Undergraduate, B.A. in English Education; Minor in Theatre Arts
When Claudia Amador was eight years old, she came to realize how dangerous her West Modesto neighborhood was when she found a bullet casing left by gang members the next street over. She said her neighborhood played a major role in her mindset of survival and success.
“Although my neighborhood seemed, and still seems, to be under attack every other week, it’s never hindered my dreams and goals in life and I haven’t done anything alone,” Amador said.
Amador is a first-generation college student whose parents made the treacherous trip from Mexico to the United States to work the fields in the Central Valley. She credits her parent’s high involvement with her education as a primary influence in her scholarship.
With plans to enter the credential programs and be a K-12 teacher in the neighborhood she grew up in, she hopes to be involved in her students and inspire them to strive for high places. In addition, Amador seeks to dismantle systems of oppression, including re-shaping curriculum to include underserved voices.
“Claudia has responded to her outer circumstances by leaning in the other direction, with energy, drive, and exuberance,” Associate Professor of Comparative and World Literature Steve Adisasmito-Smith said. “She is a force of nature and has bright prospects ahead of her. “
In the classroom and in extracurricular activities, Amador strives to excel.
“Of all the students I’ve taught since my arrival at Fresno State, Claudia is easily one of the most excited about her learning. It shows on her face when something is blowing her mind, and she wants to know more! She has a voracious appetite for learning,” English Department Professor and Chair Melanie Hernandez, Ph.D. said.
Amador has presented twice at the Undergraduate Conference for Multiethnic Literature in the Americas (UCMLA) as well as a piece titled “Valeria” at Fresno State’s Creative Writing Future Alumni Showcase.
Outside of the classroom, Amador has been a student coordinator for Vintage Days, recruitment officer for Trabajadores de la Raza and Vice President of the Resident Hall Association. In addition, Amador can often be found volunteering for events in the Fresno and Modesto communities.
Amador has received the College of Arts and Humanities Dean’s Council Scholarship, Eugene Zumwalt Scholarship, Local 270 Scholarship, Ronald E. McNair Scholarship, Northern California Laborers Scholarship, Northern California Laborers Scholarship, Parent Institute for Quality Education Scholarship, and the St. Jude Catholic Church Scholarship.

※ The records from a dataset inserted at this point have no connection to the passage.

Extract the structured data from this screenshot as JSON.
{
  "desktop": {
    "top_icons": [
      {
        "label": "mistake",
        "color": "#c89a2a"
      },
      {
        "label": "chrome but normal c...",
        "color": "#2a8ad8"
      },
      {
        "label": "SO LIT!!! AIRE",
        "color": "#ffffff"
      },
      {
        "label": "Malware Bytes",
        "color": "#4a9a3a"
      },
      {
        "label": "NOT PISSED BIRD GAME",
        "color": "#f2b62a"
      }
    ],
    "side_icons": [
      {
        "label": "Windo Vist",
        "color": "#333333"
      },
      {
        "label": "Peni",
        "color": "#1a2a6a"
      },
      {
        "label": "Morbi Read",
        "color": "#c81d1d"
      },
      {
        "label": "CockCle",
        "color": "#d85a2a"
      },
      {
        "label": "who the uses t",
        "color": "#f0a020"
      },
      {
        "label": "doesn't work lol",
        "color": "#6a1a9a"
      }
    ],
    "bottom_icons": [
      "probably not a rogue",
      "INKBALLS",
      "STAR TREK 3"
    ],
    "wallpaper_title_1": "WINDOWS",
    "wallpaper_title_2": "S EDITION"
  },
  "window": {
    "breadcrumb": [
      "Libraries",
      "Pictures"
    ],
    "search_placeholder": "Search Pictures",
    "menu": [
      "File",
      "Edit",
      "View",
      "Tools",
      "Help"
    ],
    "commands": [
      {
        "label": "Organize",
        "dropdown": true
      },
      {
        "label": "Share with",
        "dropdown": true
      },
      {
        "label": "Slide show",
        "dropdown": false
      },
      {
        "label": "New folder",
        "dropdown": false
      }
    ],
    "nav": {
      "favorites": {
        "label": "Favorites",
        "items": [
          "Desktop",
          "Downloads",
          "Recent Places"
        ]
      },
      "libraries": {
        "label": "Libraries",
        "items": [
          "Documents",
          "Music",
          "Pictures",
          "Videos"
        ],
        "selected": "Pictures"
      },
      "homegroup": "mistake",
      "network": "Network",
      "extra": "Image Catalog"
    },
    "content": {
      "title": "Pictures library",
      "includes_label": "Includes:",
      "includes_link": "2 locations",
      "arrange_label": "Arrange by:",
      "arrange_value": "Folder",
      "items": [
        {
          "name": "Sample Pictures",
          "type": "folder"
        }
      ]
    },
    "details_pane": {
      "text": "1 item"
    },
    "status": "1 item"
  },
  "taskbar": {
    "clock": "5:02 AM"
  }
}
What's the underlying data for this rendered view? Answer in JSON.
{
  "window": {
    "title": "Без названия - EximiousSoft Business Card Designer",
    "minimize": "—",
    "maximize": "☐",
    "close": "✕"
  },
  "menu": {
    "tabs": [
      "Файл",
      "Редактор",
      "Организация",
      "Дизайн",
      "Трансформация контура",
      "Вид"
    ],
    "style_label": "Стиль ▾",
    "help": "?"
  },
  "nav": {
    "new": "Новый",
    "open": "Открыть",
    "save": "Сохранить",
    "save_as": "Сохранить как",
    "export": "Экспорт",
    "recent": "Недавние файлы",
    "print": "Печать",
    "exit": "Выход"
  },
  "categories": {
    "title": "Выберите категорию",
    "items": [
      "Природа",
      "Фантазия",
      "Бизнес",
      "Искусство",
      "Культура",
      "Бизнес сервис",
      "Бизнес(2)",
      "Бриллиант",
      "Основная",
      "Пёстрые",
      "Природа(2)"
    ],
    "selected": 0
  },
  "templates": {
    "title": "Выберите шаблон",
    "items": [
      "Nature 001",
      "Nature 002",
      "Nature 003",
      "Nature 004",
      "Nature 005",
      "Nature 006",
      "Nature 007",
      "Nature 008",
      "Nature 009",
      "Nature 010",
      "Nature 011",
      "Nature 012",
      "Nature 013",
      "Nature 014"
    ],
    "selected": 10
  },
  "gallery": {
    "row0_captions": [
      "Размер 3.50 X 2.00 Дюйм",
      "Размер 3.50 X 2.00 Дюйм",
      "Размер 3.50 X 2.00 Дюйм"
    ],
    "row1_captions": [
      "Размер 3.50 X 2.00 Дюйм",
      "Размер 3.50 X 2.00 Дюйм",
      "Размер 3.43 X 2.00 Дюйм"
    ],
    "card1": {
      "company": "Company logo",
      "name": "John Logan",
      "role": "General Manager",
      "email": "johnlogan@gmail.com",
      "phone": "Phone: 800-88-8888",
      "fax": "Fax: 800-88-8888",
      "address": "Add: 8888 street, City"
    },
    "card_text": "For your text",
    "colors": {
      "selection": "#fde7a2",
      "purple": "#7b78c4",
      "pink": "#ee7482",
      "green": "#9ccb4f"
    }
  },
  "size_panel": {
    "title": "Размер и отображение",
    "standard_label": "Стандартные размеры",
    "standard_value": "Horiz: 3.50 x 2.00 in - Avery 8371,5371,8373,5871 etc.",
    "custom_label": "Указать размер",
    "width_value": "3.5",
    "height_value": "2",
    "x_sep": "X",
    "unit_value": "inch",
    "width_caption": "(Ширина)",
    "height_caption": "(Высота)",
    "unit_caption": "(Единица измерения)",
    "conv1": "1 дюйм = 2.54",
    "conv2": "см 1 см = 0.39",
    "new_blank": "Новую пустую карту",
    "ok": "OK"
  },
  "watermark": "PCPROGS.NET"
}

The College of Arts and Humanities Students of Distinction represents the best of their department and will be honored at the Arts in Motion event at 2 p.m. Saturday, April 10 – the culminating event of the Arts in Motion Showcase week. From these students, one undergraduate and one graduate Dean’s Medalist will be selected. The Dean’s Medalists are then eligible to receive the President’s Medal, the university’s highest student honor.